Page and application data records:

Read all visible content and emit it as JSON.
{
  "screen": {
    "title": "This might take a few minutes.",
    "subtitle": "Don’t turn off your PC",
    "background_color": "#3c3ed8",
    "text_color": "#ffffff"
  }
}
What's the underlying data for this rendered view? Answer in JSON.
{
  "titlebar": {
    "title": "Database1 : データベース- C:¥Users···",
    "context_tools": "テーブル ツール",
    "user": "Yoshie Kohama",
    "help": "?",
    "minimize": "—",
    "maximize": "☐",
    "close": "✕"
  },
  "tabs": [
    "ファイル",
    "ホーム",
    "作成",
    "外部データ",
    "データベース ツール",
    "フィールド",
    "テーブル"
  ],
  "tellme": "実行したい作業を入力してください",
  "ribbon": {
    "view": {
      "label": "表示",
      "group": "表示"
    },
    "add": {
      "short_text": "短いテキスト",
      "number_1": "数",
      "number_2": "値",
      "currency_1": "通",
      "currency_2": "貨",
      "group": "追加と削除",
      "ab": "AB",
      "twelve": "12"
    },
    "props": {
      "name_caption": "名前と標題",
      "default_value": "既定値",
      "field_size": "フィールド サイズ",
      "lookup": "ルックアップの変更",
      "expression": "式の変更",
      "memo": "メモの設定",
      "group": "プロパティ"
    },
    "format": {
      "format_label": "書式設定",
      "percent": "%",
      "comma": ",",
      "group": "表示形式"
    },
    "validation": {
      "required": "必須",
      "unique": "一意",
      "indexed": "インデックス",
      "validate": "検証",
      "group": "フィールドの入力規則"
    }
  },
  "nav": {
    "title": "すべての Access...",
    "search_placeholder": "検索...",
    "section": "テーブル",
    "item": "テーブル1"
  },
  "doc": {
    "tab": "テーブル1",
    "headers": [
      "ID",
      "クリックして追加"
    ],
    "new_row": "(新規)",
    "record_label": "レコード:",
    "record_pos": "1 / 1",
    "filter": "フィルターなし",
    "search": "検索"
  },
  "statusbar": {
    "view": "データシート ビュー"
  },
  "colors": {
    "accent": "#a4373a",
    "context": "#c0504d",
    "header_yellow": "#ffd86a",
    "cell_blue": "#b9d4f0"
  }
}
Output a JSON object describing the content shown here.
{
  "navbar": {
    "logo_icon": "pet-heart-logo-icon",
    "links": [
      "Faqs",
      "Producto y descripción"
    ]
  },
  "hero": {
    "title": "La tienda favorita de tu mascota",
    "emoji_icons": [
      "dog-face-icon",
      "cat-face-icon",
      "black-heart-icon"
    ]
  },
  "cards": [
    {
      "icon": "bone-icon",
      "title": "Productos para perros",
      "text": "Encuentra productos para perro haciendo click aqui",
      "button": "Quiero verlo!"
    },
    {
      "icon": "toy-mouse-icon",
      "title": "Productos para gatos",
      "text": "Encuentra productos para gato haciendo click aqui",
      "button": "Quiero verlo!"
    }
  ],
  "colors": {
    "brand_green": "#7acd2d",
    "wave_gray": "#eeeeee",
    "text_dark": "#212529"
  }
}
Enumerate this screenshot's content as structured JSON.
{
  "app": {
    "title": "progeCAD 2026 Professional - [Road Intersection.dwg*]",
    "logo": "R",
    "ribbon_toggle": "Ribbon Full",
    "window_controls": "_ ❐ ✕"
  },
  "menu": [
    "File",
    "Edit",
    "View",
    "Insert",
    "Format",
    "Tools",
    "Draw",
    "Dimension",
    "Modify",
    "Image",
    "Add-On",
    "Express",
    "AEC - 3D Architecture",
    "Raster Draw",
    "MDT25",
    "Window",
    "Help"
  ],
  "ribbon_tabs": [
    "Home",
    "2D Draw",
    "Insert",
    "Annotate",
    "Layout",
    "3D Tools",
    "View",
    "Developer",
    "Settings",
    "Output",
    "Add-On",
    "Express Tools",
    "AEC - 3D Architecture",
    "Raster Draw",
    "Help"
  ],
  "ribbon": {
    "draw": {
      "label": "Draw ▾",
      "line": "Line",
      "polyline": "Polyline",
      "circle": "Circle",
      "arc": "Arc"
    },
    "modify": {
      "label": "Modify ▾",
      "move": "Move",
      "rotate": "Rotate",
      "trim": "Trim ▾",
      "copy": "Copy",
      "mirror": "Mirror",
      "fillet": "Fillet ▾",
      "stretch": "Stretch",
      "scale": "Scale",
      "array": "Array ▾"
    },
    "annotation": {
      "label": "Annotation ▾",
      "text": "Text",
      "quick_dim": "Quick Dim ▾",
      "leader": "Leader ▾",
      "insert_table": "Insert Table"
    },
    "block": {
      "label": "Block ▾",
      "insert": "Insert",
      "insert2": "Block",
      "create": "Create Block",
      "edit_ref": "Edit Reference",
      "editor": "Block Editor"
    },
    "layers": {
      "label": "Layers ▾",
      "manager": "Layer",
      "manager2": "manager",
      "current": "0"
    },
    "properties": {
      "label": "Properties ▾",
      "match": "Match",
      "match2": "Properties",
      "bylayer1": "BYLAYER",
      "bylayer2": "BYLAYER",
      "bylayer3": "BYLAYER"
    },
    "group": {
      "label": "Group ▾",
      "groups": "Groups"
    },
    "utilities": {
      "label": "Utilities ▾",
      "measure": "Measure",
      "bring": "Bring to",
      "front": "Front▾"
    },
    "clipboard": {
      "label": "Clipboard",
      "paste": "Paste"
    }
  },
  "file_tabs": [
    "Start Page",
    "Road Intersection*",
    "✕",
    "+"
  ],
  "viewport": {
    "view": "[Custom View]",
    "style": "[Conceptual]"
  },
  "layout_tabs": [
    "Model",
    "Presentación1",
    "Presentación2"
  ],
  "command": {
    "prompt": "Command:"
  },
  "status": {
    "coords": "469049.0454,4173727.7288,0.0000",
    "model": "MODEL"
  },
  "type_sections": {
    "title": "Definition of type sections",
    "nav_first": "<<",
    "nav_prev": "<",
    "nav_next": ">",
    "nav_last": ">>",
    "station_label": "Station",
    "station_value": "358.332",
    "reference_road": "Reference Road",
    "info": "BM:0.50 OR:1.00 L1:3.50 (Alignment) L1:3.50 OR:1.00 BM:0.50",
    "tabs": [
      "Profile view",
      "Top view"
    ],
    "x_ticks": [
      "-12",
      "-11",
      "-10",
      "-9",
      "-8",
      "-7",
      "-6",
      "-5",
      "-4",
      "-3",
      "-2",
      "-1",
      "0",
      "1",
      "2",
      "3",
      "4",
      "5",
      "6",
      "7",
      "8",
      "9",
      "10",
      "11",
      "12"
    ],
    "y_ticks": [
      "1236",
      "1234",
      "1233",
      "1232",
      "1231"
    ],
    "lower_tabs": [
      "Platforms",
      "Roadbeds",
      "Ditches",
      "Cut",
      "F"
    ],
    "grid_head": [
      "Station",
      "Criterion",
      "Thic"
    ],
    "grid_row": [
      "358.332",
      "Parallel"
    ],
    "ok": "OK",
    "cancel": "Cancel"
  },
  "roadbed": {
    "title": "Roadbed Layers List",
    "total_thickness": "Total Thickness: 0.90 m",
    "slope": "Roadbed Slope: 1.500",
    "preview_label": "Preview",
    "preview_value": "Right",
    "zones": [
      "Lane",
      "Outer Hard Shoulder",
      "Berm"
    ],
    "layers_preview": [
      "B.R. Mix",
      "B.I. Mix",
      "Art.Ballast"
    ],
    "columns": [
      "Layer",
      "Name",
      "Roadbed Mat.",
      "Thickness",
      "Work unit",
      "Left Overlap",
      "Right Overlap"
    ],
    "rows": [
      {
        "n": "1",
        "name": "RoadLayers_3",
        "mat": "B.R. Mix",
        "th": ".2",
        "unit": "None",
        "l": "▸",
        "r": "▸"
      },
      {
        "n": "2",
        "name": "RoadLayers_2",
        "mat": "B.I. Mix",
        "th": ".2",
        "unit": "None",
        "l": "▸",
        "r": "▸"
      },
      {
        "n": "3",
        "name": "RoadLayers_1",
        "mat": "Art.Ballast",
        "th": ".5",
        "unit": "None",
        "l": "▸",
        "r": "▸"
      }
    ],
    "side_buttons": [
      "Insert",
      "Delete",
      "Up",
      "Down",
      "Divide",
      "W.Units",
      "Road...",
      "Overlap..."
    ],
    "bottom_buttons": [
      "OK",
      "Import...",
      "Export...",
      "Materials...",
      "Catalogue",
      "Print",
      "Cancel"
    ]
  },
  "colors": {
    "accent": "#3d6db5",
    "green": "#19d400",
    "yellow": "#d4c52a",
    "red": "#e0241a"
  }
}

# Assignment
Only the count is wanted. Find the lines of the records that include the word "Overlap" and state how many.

# Written solution
3